But there’s one thing I have to pull apart here first. In their effort to introduce “non-gaming” friends into “gaming” the started with Journey (reasonable), then when Journey was too violent they eventually turned to suggesting Skyrim (I’m sorry what?!).
I know a lot of gamers can’t really imagine Journey being “violent”, but there are things that attack you. That’s scary. Not everyone wants scary. Not everyone wants adversity, especially for their very first experience. It’s a bit hard to emphasize with that if you started gaming in the 8-16 bit eras like myself, but if you step back, it’s not hard to find games less violent than Journey (AbyssRium, Beglitched, Noby Noby Boy, and those are just games I played literally yesterday).
I really can’t ignore the absurdity of suggesting Skyrim after Journey proved to be too violent, but at the same time I totally understand it. It shows an extremely, shall I say, “Core Gamer” mindset.
So you want pretty, expensive Japanese things but you don’t live in pretty, expensive Japan, huh? Amazon’s Japanese branch has recently become a lot friendlier to importers, so if you want Japanese games, figures or other collectibles, it’s a good time to try them out. Here’s how to get started with Amazon Japan!
I’d like to address some common myths or concerns I’ve seen about PSVR (and in some cases, VR in general). If this article interests you, check out my First Impressions of PSVR!
Is PS4 Pro Necessary?
I firmly believe PSVR launched before PS4 Pro to help break this illusion, but no, PS4 Pro is not required/expected for a good experience in VR. Most games still look and work great on a standard PS4 (the only way I’ve played PSVR myself).
So no, PS4 Pro isn’t required for a good experience here. It might be nice, but I don’t feel like I’m missing much before it’s out.
Are PSVR Framerates Bad?
Related to the Pro myth, no, framerates on current PSVR games are fine. Some are 60 FPS, but due to Frame Reprojection they feel seamless themselves. The only “jitter” I’ve noticed in VR is when Move or DS4 controllers pop out of camera range, the actual head tracking and animation have been smooth in every game I’ve played. I honestly can scarcely tell the difference in framerate between Thumper (90 FPS) and most of the 60 FPS experiences personally.
Of course, it’s always possible for someone to release a game with poor performance. But this far, sony and/or devs have done a great job keeping frames intact.
Forget what you know about 30 FPS-targeting console games. VR games are a different target platform with different minimum expectations. Thus far, devs understand the importance of framerate, and I don’t see that going away.
VR finally arrives, after what’s felt like an eternity.

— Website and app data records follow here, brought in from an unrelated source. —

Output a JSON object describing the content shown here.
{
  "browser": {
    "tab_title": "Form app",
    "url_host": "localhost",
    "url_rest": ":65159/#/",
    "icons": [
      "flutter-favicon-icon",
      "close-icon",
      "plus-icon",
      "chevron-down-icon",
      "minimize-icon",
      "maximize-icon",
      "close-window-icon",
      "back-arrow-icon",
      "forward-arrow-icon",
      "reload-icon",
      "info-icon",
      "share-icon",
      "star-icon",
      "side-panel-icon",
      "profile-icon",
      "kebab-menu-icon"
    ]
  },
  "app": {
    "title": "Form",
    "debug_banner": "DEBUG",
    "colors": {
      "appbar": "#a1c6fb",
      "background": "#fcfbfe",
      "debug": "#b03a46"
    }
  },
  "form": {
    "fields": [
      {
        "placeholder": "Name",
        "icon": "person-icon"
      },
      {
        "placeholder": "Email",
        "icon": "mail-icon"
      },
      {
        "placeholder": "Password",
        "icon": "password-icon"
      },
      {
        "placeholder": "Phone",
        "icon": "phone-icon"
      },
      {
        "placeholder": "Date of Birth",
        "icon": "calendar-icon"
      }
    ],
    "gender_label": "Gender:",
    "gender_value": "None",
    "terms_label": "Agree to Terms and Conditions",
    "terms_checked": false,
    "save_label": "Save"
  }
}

Starting with the Oculus Rift kickstarter (which I had neither the faith nor the spare cash to back) I’ve been waiting for Virtual Reality, and it’s finally here, in a moderately economical form in PSVR.

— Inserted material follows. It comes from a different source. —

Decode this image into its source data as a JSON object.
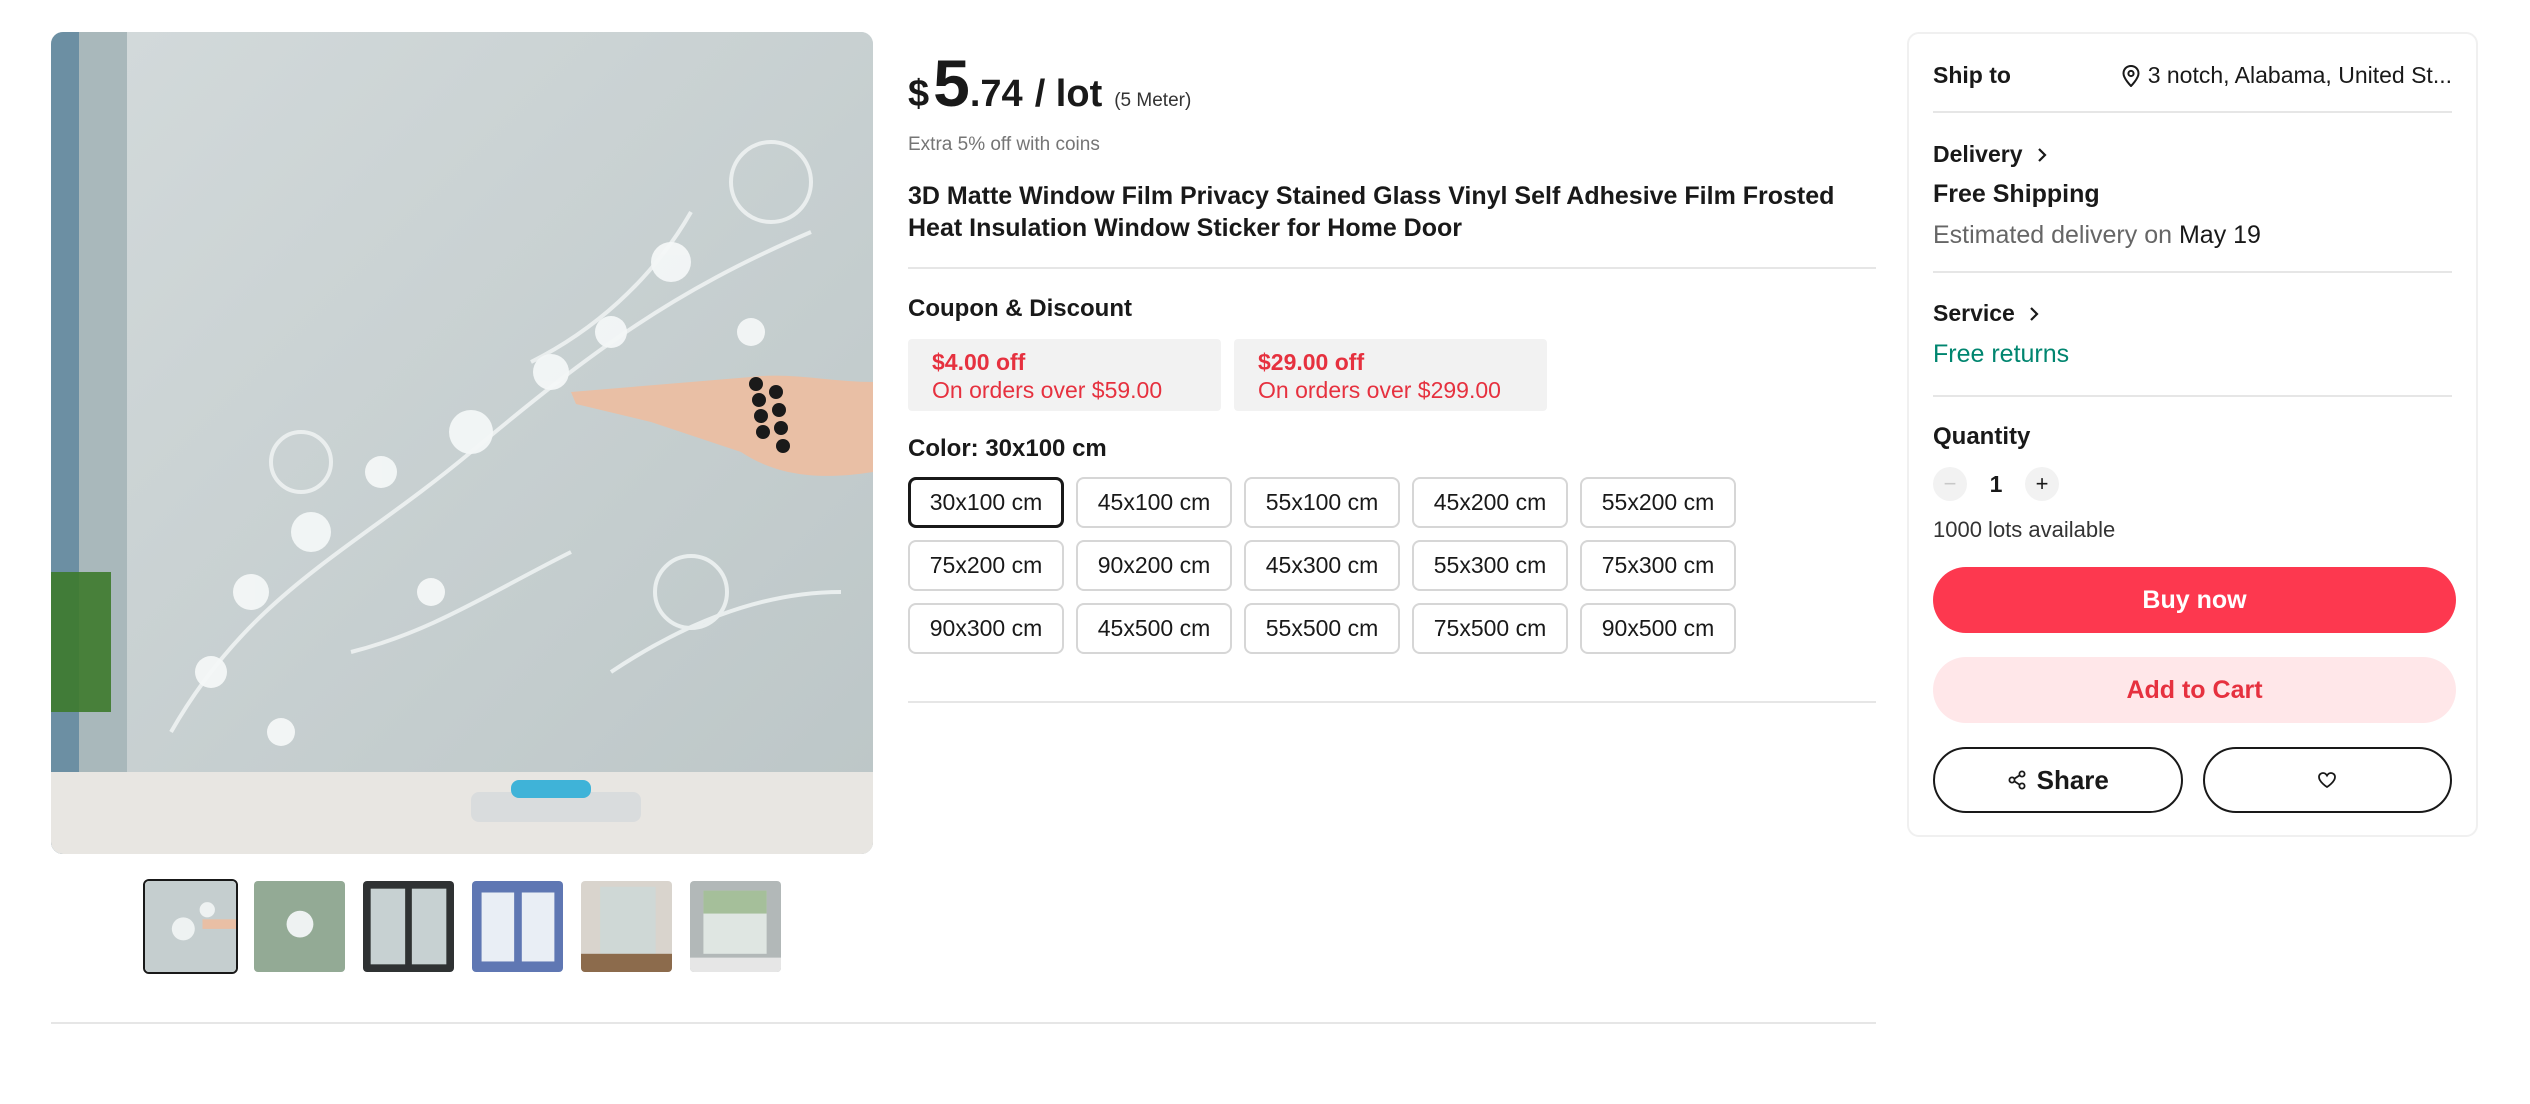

I’ve tried out VR briefly in the form of Google Cardboard, as a proof of concept it was powerful, but it really just made me want to get some “real” VR gear. Samsung Gear VR was never for my phone, and Vive and Oculus were a bit out of my price range. Hence PSVR came to be my first headset.
This is by no means exhaustive (I’ve only played about half of the games/experiences I own so far), but here’s a look into my first few days trying VR.
Today, Steam did something. That alone is a monumental occasion. But unfortunately, as is too often, Steam either didn’t think very hard about what it did or didn’t care very much about the developers on its platform when it did it.
There’s cries that people who paid money have “less biased” opinions, cries that Kickstarter backers are like “investors” and shouldn’t have a say, that review copies are “free keys” and shouldn’t be eligible for, erm, review. All of these are incorrect or downright stupid and I’ll cover them one by one. But first, let’s account for who can actually get a Steam Key and why.